Q. As consumers migrate from an in-store experience to e-commerce, what is product education’s role in a DTC world?
Lyndsey Arnold: Thinx offerings are all essential — we make absorbent underwear for periods and light-to-moderate bladder leaks — and they don’t stop for a pandemic. We also do most of our business direct-to-consumer, so in a time where people are being told to stay home, our products can be delivered to your door. Additionally, people who have been curious but too nervous to try our product finally found the courage to do so as they spent more time at home. For these reasons, our DTC business also saw a lot of growth during the height of the pandemic.
Beyond saying we also have a product that works and people need, we had already been heavily focused on product education since the beginning of the year, and that work really came to fruition when the pandemic hit. For those of you who are not working with period underwear, the takeaway is to consider how you can best educate consumers about your product or service — what is it they may not know about the brand that would be key to them? Also, think about why they need it and how it will benefit them right now.
Q. What advice can you give to other businesses regarding reacting to trends and adapting quickly?
Lyndsey Arnold: In March, Congress passed the Cares Act to help businesses and individuals financially navigate what was happening. With this bill, we were able to start offering our underwear in the HSA and FSA store, meaning individuals can use their flex spending accounts to purchase.
We also monitored the quickly shifting trends as everyone began to shelter in place and start working remotely. One of the biggest trends was, of course, how loungewear became the new “uniform,” so we sought out ways to offer our underwear to retailers that were looking to expand their offerings, as well as known go-to stores for comfort wear. With that, we quickly increased our Amazon offerings, which previously only included Speax by Thinx and Thinx (BTWN), to include our core Thinx line. We also sought out new partnerships with stores like Urban Outfitters and Free People, knowing that they would be looking to increase their comfort offerings.
This is a reminder that you always have to be ready to react quickly to what is happening in the world. It’s important to have alternative sales and promotional strategies that keep inventory flow active, even if it wasn’t your first choice. Always be prepared with a second and third contingency plan.
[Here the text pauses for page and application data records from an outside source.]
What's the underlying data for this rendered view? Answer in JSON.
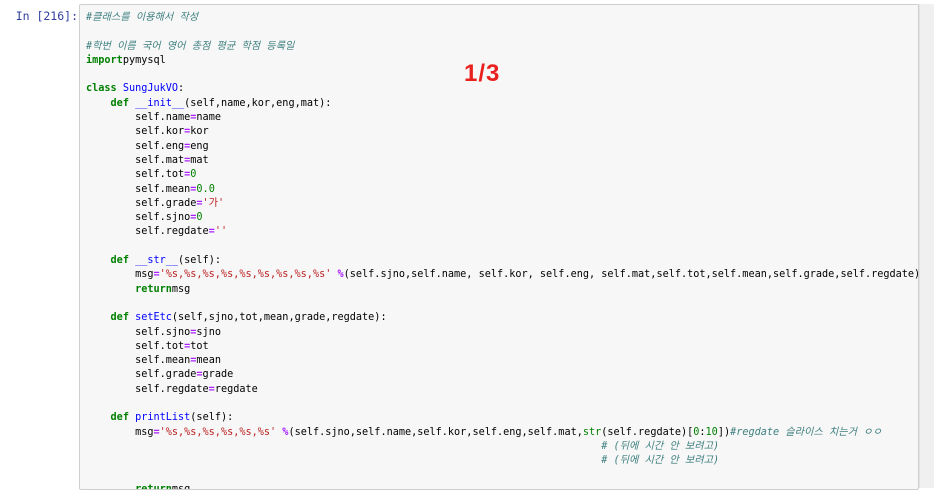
{
  "cell": {
    "prompt": "In [216]:",
    "page_label": "1/3",
    "lines": [
      [
        [
          "cm",
          "#클래스를 이용해서 작성"
        ]
      ],
      [],
      [
        [
          "cm",
          "#학번 이름 국어 영어 총점 평균 학점 등록일"
        ]
      ],
      [
        [
          "kw",
          "import"
        ],
        [
          "",
          "pymysql"
        ]
      ],
      [],
      [
        [
          "kw",
          "class"
        ],
        [
          "",
          ""
        ],
        [
          "fn",
          "SungJukVO"
        ],
        [
          "",
          ":"
        ]
      ],
      [
        [
          "",
          "    "
        ],
        [
          "kw",
          "def"
        ],
        [
          "",
          ""
        ],
        [
          "fn",
          "__init__"
        ],
        [
          "",
          "(self,name,kor,eng,mat):"
        ]
      ],
      [
        [
          "",
          "        self.name"
        ],
        [
          "op",
          "="
        ],
        [
          "",
          "name"
        ]
      ],
      [
        [
          "",
          "        self.kor"
        ],
        [
          "op",
          "="
        ],
        [
          "",
          "kor"
        ]
      ],
      [
        [
          "",
          "        self.eng"
        ],
        [
          "op",
          "="
        ],
        [
          "",
          "eng"
        ]
      ],
      [
        [
          "",
          "        self.mat"
        ],
        [
          "op",
          "="
        ],
        [
          "",
          "mat"
        ]
      ],
      [
        [
          "",
          "        self.tot"
        ],
        [
          "op",
          "="
        ],
        [
          "nm",
          "0"
        ]
      ],
      [
        [
          "",
          "        self.mean"
        ],
        [
          "op",
          "="
        ],
        [
          "nm",
          "0.0"
        ]
      ],
      [
        [
          "",
          "        self.grade"
        ],
        [
          "op",
          "="
        ],
        [
          "st",
          "'가'"
        ]
      ],
      [
        [
          "",
          "        self.sjno"
        ],
        [
          "op",
          "="
        ],
        [
          "nm",
          "0"
        ]
      ],
      [
        [
          "",
          "        self.regdate"
        ],
        [
          "op",
          "="
        ],
        [
          "st",
          "''"
        ]
      ],
      [],
      [
        [
          "",
          "    "
        ],
        [
          "kw",
          "def"
        ],
        [
          "",
          ""
        ],
        [
          "fn",
          "__str__"
        ],
        [
          "",
          "(self):"
        ]
      ],
      [
        [
          "",
          "        msg"
        ],
        [
          "op",
          "="
        ],
        [
          "st",
          "'%s,%s,%s,%s,%s,%s,%s,%s,%s'"
        ],
        [
          "",
          ""
        ],
        [
          "op",
          "%"
        ],
        [
          "",
          "(self.sjno,self.name, self.kor, self.eng, self.mat,self.tot,self.mean,self.grade,self.regdate)"
        ]
      ],
      [
        [
          "",
          "        "
        ],
        [
          "kw",
          "return"
        ],
        [
          "",
          "msg"
        ]
      ],
      [],
      [
        [
          "",
          "    "
        ],
        [
          "kw",
          "def"
        ],
        [
          "",
          ""
        ],
        [
          "fn",
          "setEtc"
        ],
        [
          "",
          "(self,sjno,tot,mean,grade,regdate):"
        ]
      ],
      [
        [
          "",
          "        self.sjno"
        ],
        [
          "op",
          "="
        ],
        [
          "",
          "sjno"
        ]
      ],
      [
        [
          "",
          "        self.tot"
        ],
        [
          "op",
          "="
        ],
        [
          "",
          "tot"
        ]
      ],
      [
        [
          "",
          "        self.mean"
        ],
        [
          "op",
          "="
        ],
        [
          "",
          "mean"
        ]
      ],
      [
        [
          "",
          "        self.grade"
        ],
        [
          "op",
          "="
        ],
        [
          "",
          "grade"
        ]
      ],
      [
        [
          "",
          "        self.regdate"
        ],
        [
          "op",
          "="
        ],
        [
          "",
          "regdate"
        ]
      ],
      [],
      [
        [
          "",
          "    "
        ],
        [
          "kw",
          "def"
        ],
        [
          "",
          ""
        ],
        [
          "fn",
          "printList"
        ],
        [
          "",
          "(self):"
        ]
      ],
      [
        [
          "",
          "        msg"
        ],
        [
          "op",
          "="
        ],
        [
          "st",
          "'%s,%s,%s,%s,%s,%s'"
        ],
        [
          "",
          ""
        ],
        [
          "op",
          "%"
        ],
        [
          "",
          "(self.sjno,self.name,self.kor,self.eng,self.mat,"
        ],
        [
          "bi",
          "str"
        ],
        [
          "",
          "(self.regdate)["
        ],
        [
          "nm",
          "0"
        ],
        [
          "",
          ":"
        ],
        [
          "nm",
          "10"
        ],
        [
          "",
          "])"
        ],
        [
          "cm",
          "#regdate 슬라이스 치는거 ㅇㅇ"
        ]
      ],
      [
        [
          "",
          "                                                                                    "
        ],
        [
          "cm",
          "# (뒤에 시간 안 보려고)"
        ]
      ],
      [
        [
          "",
          "                                                                                    "
        ],
        [
          "cm",
          "# (뒤에 시간 안 보려고)"
        ]
      ],
      [],
      [
        [
          "",
          "        "
        ],
        [
          "kw",
          "return"
        ],
        [
          "",
          "msg"
        ]
      ]
    ]
  }
}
Sometimes you have to be willing to relinquish some of your pride to maintain the health of your business.
As brands look forward to what the next few months of business looks like, it might feel easier to stay within comfort zones, but those that get creative, stay motivated, look for new opportunities and most importantly, are kind, have the potential to start new relationships and build on existing ones to get through the pandemic in partnership.